Requirement:
For this exercise, copy each line of the records that contains the word "subtitle".

Entries from a dataset of interfaces:
---------------
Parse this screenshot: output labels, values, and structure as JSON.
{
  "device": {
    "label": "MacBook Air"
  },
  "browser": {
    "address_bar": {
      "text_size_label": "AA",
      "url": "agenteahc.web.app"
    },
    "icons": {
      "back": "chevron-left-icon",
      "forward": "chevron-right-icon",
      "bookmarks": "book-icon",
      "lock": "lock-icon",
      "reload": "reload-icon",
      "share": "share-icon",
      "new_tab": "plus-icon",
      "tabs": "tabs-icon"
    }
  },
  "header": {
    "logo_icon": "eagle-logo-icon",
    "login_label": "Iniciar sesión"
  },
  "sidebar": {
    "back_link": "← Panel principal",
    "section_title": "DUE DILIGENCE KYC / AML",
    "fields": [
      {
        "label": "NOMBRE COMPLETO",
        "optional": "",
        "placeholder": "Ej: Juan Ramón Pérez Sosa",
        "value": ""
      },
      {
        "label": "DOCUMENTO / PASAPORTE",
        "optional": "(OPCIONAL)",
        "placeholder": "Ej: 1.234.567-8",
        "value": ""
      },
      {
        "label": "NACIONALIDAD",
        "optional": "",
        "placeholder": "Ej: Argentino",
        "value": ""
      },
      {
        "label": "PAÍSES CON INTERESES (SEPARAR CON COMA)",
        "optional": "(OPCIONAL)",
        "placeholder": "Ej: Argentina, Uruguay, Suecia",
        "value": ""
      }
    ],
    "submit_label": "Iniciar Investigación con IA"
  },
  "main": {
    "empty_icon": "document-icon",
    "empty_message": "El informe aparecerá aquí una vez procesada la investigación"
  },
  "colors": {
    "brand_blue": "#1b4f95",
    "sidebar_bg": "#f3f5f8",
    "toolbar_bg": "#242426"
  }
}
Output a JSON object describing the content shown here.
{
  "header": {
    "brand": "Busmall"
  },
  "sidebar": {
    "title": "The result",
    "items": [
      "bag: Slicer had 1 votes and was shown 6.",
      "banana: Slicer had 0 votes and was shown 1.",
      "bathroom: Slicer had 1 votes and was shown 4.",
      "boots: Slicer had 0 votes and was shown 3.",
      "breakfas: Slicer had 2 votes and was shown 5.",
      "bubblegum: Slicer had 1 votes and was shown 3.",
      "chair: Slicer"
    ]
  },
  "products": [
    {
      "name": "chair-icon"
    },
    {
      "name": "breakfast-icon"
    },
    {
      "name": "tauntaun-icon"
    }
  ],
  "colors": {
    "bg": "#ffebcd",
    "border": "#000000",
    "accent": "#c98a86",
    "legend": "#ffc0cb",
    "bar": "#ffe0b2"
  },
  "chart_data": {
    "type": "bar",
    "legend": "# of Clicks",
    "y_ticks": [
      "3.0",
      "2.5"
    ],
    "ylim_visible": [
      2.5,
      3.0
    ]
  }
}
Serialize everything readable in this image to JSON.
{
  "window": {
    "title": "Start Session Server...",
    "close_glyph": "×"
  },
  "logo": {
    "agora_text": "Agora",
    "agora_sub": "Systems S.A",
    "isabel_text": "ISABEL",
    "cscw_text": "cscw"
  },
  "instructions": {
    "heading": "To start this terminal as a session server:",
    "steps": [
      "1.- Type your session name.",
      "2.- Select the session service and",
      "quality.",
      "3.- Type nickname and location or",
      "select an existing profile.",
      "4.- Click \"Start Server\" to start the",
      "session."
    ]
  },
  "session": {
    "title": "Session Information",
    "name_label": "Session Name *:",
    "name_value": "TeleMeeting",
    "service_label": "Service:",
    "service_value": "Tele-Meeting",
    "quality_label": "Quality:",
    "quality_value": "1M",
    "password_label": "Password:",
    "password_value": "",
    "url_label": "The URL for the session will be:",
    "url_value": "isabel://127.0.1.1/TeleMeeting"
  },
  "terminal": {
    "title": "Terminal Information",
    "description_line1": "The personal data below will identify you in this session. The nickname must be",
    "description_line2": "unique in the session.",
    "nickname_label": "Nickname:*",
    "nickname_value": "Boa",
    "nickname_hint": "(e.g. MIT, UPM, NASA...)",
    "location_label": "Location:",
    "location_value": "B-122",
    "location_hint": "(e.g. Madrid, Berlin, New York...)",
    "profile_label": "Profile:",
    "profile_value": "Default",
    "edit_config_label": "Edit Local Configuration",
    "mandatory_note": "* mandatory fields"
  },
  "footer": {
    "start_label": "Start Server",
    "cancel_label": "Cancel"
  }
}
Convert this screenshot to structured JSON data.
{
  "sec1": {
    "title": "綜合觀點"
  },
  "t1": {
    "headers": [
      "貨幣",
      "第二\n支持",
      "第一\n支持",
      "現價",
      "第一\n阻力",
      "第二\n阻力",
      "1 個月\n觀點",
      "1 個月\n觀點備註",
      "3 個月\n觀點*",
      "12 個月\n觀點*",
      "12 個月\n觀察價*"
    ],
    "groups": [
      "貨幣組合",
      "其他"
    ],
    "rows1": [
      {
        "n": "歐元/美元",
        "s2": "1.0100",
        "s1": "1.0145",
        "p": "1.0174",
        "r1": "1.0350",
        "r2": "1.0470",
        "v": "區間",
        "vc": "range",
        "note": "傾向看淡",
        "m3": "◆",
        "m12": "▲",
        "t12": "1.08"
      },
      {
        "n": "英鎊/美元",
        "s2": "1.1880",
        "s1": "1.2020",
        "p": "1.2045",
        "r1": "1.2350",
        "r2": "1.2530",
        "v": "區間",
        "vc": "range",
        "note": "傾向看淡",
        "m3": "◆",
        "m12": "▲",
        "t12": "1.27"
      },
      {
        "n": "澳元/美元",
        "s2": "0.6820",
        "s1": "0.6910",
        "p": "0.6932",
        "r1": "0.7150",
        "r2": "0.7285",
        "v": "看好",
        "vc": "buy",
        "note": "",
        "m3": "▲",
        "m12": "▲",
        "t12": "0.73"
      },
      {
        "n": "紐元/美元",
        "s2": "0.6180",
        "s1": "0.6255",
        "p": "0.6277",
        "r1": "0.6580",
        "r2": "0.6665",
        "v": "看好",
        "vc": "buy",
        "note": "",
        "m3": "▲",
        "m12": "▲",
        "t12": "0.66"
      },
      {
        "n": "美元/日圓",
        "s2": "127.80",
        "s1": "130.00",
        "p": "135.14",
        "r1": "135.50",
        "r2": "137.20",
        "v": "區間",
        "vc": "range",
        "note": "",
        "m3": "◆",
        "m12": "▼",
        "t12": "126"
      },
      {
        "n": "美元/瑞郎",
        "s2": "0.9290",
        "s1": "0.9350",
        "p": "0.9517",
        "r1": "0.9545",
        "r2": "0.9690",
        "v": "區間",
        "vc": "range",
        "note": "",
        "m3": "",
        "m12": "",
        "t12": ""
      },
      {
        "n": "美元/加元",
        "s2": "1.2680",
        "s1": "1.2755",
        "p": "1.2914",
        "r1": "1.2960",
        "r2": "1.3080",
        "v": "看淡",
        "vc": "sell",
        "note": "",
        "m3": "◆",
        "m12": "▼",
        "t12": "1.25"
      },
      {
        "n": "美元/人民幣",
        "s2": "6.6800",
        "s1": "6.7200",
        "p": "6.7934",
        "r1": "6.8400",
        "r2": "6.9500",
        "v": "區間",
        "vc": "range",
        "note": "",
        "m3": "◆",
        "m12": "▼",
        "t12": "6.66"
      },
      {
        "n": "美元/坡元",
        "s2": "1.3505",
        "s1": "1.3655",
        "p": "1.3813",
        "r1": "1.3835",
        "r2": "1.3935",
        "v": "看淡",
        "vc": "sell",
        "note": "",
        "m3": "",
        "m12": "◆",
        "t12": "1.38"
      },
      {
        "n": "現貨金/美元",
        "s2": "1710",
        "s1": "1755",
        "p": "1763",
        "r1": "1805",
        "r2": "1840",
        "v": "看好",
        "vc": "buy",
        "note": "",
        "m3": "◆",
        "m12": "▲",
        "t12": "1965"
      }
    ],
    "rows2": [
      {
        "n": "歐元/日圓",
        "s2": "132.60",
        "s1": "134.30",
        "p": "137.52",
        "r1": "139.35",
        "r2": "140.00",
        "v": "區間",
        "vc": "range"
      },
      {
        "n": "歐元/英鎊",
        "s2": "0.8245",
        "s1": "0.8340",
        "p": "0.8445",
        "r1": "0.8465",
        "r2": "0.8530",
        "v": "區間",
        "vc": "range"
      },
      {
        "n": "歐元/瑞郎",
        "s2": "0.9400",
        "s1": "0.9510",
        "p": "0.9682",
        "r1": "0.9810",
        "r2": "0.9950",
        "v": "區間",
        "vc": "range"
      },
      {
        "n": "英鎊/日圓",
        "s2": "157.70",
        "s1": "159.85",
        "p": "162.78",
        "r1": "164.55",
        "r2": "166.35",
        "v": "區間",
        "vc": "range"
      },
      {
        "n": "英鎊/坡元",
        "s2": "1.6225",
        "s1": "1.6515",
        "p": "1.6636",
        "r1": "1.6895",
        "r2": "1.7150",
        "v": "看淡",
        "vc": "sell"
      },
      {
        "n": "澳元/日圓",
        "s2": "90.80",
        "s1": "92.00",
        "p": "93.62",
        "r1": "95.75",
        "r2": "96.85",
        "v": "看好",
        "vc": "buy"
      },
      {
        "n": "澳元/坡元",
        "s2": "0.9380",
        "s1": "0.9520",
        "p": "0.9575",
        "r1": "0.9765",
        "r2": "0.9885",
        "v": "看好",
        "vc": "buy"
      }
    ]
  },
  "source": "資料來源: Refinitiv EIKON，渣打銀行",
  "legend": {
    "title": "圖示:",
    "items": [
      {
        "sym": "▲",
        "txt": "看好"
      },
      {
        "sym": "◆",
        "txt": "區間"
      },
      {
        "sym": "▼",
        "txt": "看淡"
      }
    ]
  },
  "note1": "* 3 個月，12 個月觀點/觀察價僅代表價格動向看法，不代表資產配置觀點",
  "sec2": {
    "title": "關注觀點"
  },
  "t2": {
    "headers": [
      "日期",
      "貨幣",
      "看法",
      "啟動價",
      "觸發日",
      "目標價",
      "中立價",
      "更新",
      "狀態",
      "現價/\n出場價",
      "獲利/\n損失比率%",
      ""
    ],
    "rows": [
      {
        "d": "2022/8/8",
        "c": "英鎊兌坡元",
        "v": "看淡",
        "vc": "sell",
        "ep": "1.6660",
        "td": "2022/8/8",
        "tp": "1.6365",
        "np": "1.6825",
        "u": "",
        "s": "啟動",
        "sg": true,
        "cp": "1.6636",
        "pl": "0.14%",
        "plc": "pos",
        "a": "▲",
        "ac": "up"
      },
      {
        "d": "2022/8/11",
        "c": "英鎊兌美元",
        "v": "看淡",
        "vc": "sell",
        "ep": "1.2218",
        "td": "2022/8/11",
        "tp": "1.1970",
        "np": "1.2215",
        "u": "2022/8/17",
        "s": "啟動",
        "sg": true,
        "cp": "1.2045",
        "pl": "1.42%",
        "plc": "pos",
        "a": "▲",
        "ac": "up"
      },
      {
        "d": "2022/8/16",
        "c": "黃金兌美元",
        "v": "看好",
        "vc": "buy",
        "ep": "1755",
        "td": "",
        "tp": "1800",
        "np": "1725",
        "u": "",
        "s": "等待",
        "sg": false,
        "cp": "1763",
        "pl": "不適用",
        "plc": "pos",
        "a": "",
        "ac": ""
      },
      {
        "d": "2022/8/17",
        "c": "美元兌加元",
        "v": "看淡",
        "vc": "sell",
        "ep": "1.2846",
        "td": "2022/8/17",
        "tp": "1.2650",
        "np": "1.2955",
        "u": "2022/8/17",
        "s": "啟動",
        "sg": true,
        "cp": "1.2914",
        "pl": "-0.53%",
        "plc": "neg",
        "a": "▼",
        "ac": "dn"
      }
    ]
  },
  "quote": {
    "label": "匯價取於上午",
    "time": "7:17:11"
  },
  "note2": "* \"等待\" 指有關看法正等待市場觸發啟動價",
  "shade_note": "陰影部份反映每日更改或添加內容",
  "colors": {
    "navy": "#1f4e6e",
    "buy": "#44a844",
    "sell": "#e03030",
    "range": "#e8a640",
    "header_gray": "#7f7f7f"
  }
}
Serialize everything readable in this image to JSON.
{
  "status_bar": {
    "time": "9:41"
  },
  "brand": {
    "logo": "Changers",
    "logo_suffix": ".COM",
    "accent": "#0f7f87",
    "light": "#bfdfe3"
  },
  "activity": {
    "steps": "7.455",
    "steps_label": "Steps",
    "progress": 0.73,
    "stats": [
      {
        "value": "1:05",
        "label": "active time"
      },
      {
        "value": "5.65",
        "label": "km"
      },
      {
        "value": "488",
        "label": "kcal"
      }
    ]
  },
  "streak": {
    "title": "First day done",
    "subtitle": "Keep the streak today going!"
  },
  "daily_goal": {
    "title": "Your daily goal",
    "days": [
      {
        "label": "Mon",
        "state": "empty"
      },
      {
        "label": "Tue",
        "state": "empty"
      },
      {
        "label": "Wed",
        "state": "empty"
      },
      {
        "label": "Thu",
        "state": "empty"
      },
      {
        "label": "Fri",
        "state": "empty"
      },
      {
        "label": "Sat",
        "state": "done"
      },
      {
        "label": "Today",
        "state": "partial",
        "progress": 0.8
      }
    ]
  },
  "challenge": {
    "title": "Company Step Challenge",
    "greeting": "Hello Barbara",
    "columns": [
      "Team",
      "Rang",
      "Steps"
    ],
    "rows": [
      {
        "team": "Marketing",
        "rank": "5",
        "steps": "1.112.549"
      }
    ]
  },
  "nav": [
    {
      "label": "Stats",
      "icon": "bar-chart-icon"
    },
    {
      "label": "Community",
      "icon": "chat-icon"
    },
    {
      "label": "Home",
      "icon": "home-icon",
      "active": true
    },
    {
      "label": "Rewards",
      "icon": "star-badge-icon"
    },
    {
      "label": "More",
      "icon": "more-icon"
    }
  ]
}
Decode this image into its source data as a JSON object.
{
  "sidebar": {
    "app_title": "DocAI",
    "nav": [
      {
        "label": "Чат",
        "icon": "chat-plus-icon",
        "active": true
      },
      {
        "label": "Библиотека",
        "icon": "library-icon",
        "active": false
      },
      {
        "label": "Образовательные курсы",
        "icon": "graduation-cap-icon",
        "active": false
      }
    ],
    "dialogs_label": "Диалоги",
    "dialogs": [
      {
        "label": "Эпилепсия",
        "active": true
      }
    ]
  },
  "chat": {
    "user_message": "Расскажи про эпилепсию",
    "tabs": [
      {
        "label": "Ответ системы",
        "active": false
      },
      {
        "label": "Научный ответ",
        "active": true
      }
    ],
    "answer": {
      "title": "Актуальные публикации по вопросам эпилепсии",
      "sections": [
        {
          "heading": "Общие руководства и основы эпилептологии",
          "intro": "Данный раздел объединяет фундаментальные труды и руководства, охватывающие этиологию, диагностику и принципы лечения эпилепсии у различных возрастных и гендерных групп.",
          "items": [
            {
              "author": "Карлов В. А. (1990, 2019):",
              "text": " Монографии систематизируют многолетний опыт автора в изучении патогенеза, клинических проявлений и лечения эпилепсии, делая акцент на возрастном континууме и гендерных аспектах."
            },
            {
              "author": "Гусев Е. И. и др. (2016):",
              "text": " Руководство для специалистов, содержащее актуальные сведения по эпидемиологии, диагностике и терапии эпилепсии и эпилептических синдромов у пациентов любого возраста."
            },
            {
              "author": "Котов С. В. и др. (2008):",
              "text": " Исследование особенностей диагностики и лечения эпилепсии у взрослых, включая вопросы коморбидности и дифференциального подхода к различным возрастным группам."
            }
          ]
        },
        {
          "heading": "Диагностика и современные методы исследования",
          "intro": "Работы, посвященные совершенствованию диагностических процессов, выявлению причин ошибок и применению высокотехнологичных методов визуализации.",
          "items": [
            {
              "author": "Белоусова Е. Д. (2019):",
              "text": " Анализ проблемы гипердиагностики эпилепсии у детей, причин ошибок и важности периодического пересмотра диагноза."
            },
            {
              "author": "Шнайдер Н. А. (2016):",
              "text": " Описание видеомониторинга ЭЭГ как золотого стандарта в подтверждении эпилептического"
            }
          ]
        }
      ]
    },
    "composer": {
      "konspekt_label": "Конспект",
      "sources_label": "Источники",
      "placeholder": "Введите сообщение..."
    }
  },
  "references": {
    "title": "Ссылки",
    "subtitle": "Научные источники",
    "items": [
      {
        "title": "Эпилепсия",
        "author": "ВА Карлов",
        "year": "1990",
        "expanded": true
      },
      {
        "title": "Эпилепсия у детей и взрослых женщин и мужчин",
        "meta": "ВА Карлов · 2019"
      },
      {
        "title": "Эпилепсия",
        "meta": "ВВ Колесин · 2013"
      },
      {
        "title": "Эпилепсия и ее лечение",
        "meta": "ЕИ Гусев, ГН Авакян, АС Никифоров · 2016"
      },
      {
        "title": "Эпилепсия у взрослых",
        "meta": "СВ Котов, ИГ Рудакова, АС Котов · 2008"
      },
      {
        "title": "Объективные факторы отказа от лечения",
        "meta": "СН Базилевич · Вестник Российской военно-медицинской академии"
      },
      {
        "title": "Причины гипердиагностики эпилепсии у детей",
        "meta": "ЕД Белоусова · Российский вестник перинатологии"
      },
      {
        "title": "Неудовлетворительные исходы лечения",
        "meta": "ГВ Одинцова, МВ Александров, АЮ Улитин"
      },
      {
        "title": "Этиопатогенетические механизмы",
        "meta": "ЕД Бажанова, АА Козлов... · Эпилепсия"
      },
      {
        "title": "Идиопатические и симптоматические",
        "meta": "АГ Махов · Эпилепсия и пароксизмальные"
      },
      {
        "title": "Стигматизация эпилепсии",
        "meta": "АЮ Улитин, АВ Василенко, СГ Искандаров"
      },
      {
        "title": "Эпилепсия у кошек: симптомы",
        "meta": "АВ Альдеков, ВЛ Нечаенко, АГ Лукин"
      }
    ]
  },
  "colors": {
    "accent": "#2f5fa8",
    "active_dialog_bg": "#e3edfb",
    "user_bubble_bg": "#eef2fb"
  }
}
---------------
Answer section:
    "subtitle": "Keep the streak today going!"
    "subtitle": "Научные источники",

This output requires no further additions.